Result Id Test Result Name Result LOINC Value
Applies only to results expressed in units of measure originally reported by the performing laboratory. These values do not apply to results that are converted to other units of measure.
50499 Desmosterol 75739-3
50500 Lathosterol 75740-1
50501 Campesterol 75738-5
50502 Sitosterol 75741-9
29944 Reviewed By 18771-6
29942 Interpretation 59462-2
113381 Cholestanol 2082-6
610622 7-Dehydrocholesterol 33275-9
610623 8-Dehydrocholesterol 34671-8
610620 8(9)-Cholestenol 100424-1
610621 DiHydro T-MAS 100425-8
610618 Squalene 100426-6
610619 Stigmasterol 100427-4

Test Setup Resources

Setup Files
Test setup information contains test file definition details to support order and result interfacing between Mayo Clinic Laboratories and your Laboratory Information System.

Excel | Pdf

Sample Reports
Normal and Abnormal sample reports are provided as references for report appearance.

Normal Reports | Abnormal Reports

SI Sample Reports
International System (SI) of Unit reports are provided for a limited number of tests.
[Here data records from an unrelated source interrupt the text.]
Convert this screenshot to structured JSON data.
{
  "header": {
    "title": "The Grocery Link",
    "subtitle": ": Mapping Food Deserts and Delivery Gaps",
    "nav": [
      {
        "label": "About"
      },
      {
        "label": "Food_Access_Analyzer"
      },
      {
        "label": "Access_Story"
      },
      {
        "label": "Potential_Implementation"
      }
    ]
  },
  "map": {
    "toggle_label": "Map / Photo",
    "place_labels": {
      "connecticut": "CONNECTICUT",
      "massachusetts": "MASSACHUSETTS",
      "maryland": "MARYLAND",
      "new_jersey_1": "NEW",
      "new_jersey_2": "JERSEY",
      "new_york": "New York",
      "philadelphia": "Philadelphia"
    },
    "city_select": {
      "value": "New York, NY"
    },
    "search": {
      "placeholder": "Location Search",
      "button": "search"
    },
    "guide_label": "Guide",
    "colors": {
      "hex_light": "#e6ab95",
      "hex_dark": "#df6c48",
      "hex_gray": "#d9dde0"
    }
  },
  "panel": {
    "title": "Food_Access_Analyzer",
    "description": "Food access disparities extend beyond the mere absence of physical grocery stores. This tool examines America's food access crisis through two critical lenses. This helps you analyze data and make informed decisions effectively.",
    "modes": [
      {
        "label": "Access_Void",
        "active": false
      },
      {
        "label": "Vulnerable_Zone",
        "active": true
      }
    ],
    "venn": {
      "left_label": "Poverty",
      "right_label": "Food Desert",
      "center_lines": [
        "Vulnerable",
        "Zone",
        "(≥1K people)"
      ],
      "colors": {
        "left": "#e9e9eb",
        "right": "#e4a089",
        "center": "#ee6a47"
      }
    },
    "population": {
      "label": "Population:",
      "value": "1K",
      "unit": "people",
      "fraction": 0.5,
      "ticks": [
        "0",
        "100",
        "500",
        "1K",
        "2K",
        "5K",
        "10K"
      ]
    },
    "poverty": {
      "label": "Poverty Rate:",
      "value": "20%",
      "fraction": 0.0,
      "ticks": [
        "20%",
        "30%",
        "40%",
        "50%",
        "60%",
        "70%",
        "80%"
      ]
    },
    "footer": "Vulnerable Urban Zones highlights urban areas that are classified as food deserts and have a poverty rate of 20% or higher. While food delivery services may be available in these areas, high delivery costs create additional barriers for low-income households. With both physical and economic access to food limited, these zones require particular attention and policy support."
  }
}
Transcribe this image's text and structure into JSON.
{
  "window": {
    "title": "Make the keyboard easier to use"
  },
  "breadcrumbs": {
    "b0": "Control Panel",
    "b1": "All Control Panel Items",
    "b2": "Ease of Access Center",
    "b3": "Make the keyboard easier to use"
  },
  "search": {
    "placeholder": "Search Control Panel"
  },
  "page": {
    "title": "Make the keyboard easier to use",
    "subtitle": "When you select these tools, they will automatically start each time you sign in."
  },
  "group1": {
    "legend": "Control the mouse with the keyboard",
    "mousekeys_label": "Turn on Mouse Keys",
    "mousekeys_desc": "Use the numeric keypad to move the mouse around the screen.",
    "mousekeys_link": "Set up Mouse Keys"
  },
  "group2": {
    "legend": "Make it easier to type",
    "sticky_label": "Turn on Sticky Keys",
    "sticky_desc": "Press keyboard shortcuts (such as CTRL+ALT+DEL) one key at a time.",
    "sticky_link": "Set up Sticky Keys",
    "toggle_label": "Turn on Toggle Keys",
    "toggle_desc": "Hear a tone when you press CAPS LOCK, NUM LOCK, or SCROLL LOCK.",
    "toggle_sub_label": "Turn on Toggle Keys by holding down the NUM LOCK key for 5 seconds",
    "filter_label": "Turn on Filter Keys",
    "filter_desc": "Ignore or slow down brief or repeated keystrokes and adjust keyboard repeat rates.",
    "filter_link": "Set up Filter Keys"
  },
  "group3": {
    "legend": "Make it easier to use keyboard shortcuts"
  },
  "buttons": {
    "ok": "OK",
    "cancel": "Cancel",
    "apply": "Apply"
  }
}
These reports are intended for international account use and are only available through MayoLINK accounts that have been defined to receive them.

SI Normal Reports | SI Abnormal Reports

Test Update Resources

Change Type Effective Date
Test Changes - Reference Value 2021-05-06